Go to any conference or networking event, and that’s the first question asked after you say your name. Sometimes it leads to a robust conversation, but, more often than not, it leads to awkward small talk that doesn’t even result in a LinkedIn connection, must less a friendship in the industry.
There’s a better way.
I was recently at the superb Women in Compliance conference put on by Compliance Week in Atlanta. In a session on building relationships, the moderator challenged us to find someone we didn’t know at our table. Instead of asking them where they work, we were to ask them what type of networker they are. The choices were not a networker, reluctant, giver, taker, or Zen (both a giver and a taker).
I turned to the woman next to me. She professed to be a reluctant networker. She seemed shy and a bit uncomfortable with the exercise. I described my own style, and we commiserated that networking can be hard, especially at the beginning of a conference. We quickly moved on to a more in-depth discussion. Turns out she is on a public board, which is something I’m interested in knowing more about, and she wanted to deepen her knowledge of the compliance world. We’ve connected. It worked.
What to Avoid
To make the “don’t ask me where I work” strategy, avoid asking questions with simple answers.
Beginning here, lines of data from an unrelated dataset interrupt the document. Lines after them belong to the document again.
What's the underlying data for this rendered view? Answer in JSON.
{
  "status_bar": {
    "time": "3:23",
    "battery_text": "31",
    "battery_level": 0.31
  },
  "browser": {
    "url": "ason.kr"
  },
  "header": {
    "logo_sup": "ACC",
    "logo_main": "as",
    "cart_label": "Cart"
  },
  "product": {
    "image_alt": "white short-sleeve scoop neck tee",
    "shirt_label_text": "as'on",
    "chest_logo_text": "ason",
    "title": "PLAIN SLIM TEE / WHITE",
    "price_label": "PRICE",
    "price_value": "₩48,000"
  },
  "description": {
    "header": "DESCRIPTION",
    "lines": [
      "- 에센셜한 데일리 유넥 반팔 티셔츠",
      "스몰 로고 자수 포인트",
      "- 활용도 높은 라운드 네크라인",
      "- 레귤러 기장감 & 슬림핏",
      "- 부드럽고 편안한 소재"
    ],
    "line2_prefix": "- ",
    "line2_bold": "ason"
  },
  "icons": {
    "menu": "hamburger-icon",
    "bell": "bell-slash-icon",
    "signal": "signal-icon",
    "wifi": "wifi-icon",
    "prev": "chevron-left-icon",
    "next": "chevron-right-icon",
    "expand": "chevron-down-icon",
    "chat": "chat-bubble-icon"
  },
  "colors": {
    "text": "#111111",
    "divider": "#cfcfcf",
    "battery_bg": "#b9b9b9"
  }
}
These include:
- Where do you work?
- What do you do?
- How long have you been in the industry?
What to Ask Instead
The presenters, which included the fabulous Mary Shirley, Lisa Fine, Colleen Dorsey and Ingrid Fredeen, recommended using more intentional questions likely to elicit more enthusiastic answers with more depth. Try out:
- What are your big priorities for this year?
- What are you feeling most enthusiastic about right now?
- What project are you most enjoying?
- What’s the most fun thing in your life right now?
- What’s the best book you’ve read recently?
If all else fails, I find “where did you come in from?” to be a great question. Since no one lives in a conference venue, everyone drove or flew in from somewhere.
When I ask this question, chances are I’ve probably either been to their state or country, or I will have heard of it and be able to talk about it. If I haven’t – even better! I can ask:
- What’s the best thing about living there?
- Was it a long trip?
- How are the (insert sports team) doing this year? (Helpful whether you follow sports or not. If they don’t know, bond over that!)
- What do enjoy doing outdoors where you live?
People enjoy talking about their towns. It’s a good way to get into deeper conversations.
Building Deeper Connections
Once you’ve started the new relationship, connect on LinkedIn immediately. It’s easier to find someone’s profile when they’re in front of you. Send a message saying it was nice to meet them and you hope to connect again soon.
By the time you arrive at the conference next year, you’ll have people to look forward to seeing. You will also build new connections by using better questions and avoiding the dead-end “where do you work” doldrums.